Whale Watch Kaikoura in conjunction with the New Zealand Whale and Dolphin Trust has launched a three year project to study the submarine canyon of Kaikōura.
Whale Watch Kaikoura (WWK) General Manager Kauahi Ngapora said it was crucially important to better understand the distribution and habitat use of the Sperm Whales at Kaikoura.
“The submarine canyon of Kaikōura, is an enormously productive deep-sea habitat, and serves as an important feeding ground for male sperm whales which are found here year-round.
“A better understanding of the ecology of sperm whales at Kaikōura will help us in the protection of this unique marine ecosystem and the population of sperm whales it supports. Sperm whales have become an iconic symbol of Kaikōura. A healthy future for the sperm whales is an interest shared by Whale Watch and the broader community of Kaikōura.”
Mr Ngapora said while it was likely the high abundance of whales at Kaikōura reflected the exceptional productivity of the Kaikōura canyon, very little was known about what drives its productivity and the factors influencing the distribution of sperm whales.
“Understanding the drivers sustaining the unique ecosystem of the Kaikōura Canyon is particularly important to WWK. Although submarine canyons are known to be hotspots for cetacean diversity, WWK has a limited understanding of what underpins this relationship, and has no direct evidence of what sustains the high energy requirements of sperm whales at Kaikōura. Without this information it is not possible to construct a framework for their protection.
The New Zealand Whale and Dolphin Trust have supported non-invasive research on sperm whales at Kaikōura since 1990, and have pioneered several new approaches to studying these whales.
The trust was founded by Otago University Professors Steve Dawson and Elisabeth Slooten, well known pioneers of whale and dolphin research in New Zealand. The other trustees are marine biologist Dr William Rayment and accountant and company director Lindsay McLachlan. The project will be led by Dr Rayment and two graduate students, Marta Guerra and Tamlyn Somerford.

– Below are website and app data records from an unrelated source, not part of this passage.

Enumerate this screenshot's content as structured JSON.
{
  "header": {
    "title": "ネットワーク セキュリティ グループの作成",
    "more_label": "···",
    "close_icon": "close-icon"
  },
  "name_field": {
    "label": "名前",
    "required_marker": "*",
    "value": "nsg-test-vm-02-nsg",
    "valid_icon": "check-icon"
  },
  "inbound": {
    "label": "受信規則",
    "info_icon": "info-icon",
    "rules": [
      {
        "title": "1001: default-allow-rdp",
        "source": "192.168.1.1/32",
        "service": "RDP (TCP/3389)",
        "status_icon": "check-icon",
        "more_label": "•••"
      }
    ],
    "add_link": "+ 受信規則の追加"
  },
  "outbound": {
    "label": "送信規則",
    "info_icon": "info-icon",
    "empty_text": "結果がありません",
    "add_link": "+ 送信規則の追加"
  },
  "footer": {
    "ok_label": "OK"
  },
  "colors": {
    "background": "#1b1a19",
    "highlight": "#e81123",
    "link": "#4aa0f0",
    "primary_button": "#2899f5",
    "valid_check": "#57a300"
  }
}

Professor Dawson said that nowhere in the Southern Hemisphere are sperm whales found so routinely close to shore as they are at Kaikōura.
“The project aims to assess why the Kaikoura canyon is such a magnet for sperm whales.
“The project focuses on investigating the diet of whales in different seasons, and on understanding what oceanographic processes drive changes in the whales’ distribution.
He said the research will also produce an updated estimate of population size, and assess population trend, and will shed light on why the Kaikoura canyon may be the region’s greatest natural asset.
“The only physical samples taken from the whales are small pieces of sloughed skin which we find at the surface after a whale dives.
“Each whale has a unique combination of nicks and notches on their flukes, so by photographing their flukes we can identify each individual. We’ve known some individual whales for over 20 years.
He said the Kaikōura submarine canyon is an extremely productive habitat, and a feeding hotspot for sperm whales.
“Remarkably for such a unique and accessible ecosystem, we still know very little about why the canyon is so productive or how it supports the diet of these deep-diving predators. This project combines oceanographic measurements of temperature, salinity and phytoplankton productivity – the very base of the food chain –with chemical analyses of tiny pieces of sloughed sperm whale skin, to understand the relationship of sperm whales to their environment and the food web sustaining them.
“The Trust is very keen to support research that will address these questions. The financial support from Whale Watch Kaikōura is crucial for the project to succeed.”